As we have begun to re-examine what we mean by the social categories of "woman" and "man", we have begun to realize that they can be defined separately from the social roles that women and men traditionally have played. They can be separate from the occupational roles of homemaker and employee, separate from sexual orientation, separate from the choice to marry, separate from the choice to remain a parent, and even separate from the nature of the parenting role that is performed. Men can be "mothers" too!
However, this new understanding leads to a dilemma. We want to have a social definition, in addition to a biological one, of what it means to be a man or woman. Such definitions help us to characterize ourselves as "male" or "female", and help to reinforce our sense of gender identity. So it is increasingly uncomfortable for us to realize that many of the assumptions we've used in the past to anchor ourselves as "male" or "female" can no longer be used.
In reaction to this predicament, some feminist theorists, using qualitative methods of research, have focused on "connectedness with others" as the central defining attribute of femininity, and as central to a woman's sense of self (Belensky, Clinchy, Goldberger & Tarule, 1986; Gilligan, 1982). "Separateness" or "self-enhancement" is seen as the central defining attribute of masculinity, and as central to a man's sense of self. Because of the differing socialization experiences of men and women, these definitions resonate with our experience, and with the culturallydefined ways we've learned to interpret our experience.
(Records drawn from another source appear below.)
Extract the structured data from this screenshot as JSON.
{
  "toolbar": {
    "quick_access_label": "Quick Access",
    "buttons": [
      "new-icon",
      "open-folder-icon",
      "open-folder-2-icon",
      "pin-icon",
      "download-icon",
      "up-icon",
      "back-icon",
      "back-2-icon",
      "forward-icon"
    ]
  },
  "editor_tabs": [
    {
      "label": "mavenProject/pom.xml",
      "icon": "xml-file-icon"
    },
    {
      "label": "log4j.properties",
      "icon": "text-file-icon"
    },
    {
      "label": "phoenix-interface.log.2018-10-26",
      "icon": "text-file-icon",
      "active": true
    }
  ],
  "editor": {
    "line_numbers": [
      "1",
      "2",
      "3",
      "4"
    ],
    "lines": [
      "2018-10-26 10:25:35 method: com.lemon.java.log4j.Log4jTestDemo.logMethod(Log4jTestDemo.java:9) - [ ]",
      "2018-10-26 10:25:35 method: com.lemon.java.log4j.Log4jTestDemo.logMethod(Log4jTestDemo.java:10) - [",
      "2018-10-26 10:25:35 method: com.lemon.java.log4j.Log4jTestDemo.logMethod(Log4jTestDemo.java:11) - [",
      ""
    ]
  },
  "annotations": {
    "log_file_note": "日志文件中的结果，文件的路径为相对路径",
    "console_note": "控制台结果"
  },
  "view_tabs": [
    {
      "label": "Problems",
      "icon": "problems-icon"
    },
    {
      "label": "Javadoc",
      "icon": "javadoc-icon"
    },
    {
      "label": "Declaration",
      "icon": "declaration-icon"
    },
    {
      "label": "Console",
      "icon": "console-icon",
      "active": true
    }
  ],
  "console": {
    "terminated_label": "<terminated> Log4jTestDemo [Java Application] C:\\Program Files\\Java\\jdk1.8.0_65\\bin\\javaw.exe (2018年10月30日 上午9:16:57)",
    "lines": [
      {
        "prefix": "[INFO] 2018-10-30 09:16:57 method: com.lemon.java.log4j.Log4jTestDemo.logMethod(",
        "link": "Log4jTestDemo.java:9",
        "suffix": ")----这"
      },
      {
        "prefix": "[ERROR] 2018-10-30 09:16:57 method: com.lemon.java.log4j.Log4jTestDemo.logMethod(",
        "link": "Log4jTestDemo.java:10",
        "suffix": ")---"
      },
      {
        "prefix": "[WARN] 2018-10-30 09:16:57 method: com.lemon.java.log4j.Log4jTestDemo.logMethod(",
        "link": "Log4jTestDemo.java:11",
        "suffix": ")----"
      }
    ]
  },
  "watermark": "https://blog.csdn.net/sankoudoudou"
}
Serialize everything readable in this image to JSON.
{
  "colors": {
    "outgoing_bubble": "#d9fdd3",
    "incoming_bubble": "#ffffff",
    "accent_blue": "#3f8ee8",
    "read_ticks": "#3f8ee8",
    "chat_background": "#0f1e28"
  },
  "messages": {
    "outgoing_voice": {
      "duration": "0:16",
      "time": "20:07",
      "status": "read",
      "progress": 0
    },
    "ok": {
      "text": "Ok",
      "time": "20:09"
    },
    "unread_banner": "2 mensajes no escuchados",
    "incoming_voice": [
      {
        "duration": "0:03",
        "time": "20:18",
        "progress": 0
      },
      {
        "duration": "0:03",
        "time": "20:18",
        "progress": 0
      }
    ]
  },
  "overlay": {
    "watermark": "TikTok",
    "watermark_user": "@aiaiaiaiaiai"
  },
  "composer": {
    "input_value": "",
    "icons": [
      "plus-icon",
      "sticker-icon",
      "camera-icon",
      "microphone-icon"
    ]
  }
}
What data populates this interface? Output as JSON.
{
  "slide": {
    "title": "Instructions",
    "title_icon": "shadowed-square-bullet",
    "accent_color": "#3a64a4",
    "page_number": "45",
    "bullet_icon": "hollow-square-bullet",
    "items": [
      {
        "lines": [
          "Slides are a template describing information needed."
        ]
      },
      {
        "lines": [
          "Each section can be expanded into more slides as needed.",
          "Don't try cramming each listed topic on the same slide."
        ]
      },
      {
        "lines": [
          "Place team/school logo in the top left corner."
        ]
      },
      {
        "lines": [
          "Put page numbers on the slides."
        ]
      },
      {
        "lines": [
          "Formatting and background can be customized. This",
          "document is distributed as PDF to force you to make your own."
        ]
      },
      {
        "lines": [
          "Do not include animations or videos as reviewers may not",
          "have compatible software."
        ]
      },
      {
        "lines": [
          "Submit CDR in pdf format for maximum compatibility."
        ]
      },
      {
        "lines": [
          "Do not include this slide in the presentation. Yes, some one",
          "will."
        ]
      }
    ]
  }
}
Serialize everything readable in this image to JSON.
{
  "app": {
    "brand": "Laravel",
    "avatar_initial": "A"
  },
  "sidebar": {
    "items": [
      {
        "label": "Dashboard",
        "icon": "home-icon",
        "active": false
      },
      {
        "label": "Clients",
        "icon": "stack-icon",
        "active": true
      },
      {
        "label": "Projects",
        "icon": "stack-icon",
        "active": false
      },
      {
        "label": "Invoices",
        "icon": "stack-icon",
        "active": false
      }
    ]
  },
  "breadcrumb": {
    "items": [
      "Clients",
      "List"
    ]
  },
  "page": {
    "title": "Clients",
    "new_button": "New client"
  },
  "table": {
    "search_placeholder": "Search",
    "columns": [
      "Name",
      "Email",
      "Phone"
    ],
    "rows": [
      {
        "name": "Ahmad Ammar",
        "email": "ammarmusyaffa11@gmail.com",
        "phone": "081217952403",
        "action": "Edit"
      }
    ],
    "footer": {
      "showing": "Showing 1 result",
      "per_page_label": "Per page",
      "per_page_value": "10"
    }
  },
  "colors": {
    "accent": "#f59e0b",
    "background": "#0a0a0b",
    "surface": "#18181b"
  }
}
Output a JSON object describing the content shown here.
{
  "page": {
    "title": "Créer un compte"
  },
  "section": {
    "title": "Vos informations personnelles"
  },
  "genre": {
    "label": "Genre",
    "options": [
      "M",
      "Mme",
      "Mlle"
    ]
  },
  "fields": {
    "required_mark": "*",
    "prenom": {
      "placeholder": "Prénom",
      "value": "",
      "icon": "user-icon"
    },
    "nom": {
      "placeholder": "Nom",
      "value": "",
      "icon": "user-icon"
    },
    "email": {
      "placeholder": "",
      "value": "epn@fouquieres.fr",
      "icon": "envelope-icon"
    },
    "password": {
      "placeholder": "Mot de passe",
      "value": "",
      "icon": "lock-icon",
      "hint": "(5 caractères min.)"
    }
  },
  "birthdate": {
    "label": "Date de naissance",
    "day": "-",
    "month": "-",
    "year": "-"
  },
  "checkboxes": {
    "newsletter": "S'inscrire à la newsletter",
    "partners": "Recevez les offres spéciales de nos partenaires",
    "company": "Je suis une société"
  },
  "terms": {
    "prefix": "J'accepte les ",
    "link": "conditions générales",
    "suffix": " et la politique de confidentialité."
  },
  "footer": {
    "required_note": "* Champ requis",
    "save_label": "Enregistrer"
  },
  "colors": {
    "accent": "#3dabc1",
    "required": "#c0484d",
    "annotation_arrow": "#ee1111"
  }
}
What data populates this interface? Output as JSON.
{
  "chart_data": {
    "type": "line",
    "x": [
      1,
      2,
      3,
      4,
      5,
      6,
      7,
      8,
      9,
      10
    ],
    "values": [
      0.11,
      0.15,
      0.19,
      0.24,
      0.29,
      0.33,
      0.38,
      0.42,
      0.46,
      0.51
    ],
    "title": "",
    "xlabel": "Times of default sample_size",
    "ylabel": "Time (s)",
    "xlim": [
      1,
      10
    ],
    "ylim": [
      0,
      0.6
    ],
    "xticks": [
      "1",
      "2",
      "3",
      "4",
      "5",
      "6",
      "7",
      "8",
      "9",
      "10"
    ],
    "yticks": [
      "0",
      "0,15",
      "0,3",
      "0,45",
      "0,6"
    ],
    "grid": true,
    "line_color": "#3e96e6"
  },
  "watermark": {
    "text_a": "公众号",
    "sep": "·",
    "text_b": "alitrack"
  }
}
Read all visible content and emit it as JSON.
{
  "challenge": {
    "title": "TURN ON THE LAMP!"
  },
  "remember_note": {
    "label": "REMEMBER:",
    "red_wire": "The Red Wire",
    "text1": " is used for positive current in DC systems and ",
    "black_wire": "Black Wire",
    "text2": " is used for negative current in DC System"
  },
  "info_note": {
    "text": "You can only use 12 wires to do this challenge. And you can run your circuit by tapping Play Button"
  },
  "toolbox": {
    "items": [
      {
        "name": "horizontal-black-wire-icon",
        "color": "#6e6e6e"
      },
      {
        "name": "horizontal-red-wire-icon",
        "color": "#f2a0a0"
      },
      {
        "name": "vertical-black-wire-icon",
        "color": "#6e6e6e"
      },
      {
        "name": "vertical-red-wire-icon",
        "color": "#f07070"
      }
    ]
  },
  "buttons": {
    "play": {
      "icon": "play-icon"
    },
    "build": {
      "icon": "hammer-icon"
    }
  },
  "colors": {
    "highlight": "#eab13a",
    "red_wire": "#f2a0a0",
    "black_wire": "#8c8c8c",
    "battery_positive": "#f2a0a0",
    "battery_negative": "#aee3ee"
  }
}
These are problems with this conceptualization. When femininity is defined as connectedness or communion and masculinity is defined as self-enhancement or agency, this simply provides a more contemporary rationale for long-standing beliefs about the differences between the sexes. And as we've seen through our objective research methods, a person who is high in communion has little power, while a person who is high in agency has much power. Thus, with the best of intentions, this approach perpetuates traditional relationships between the sexes in which men are socialized to think of themselves as having attributes associated with power, and women are socialized to think of themselves as having attributes associated with powerlessness.
Even more importantly, empirical research does not support the notion that communion is central to a woman's selfconcept, and that agency is central to a man's selfconcept. It is true, as research has shown, that the stereotypes about men and women are very different. When you ask people to describe the "typical man" and the "typical woman", they describe them in very different ways; the man is very high in agency and the woman is very high in communion (Rosenkrantz, Vogel, Bee, Broverman & Broverman, 1968).
However, one of the best-kept secrets in psychology is that actual men and women are not very different from one another in their self-concepts. When men and women describe themselves using the traits of agency and communion, the differences between them are so small that they don't always reach statistical significance (see Gerber, 1989, pp. 4748). Consequently, how can we possibly place characteristics on which men and women see themselves as so similar into a central role in our theories regarding gender? I don't think we can
So we're left with our dilemma: How do we create definitions for the social categories of "woman" and "man" that take into account our current state of knowledge about ourselves and our world? I don't have the answer to this question. I just intend to keep on doing more objective, scientific, quantitative research.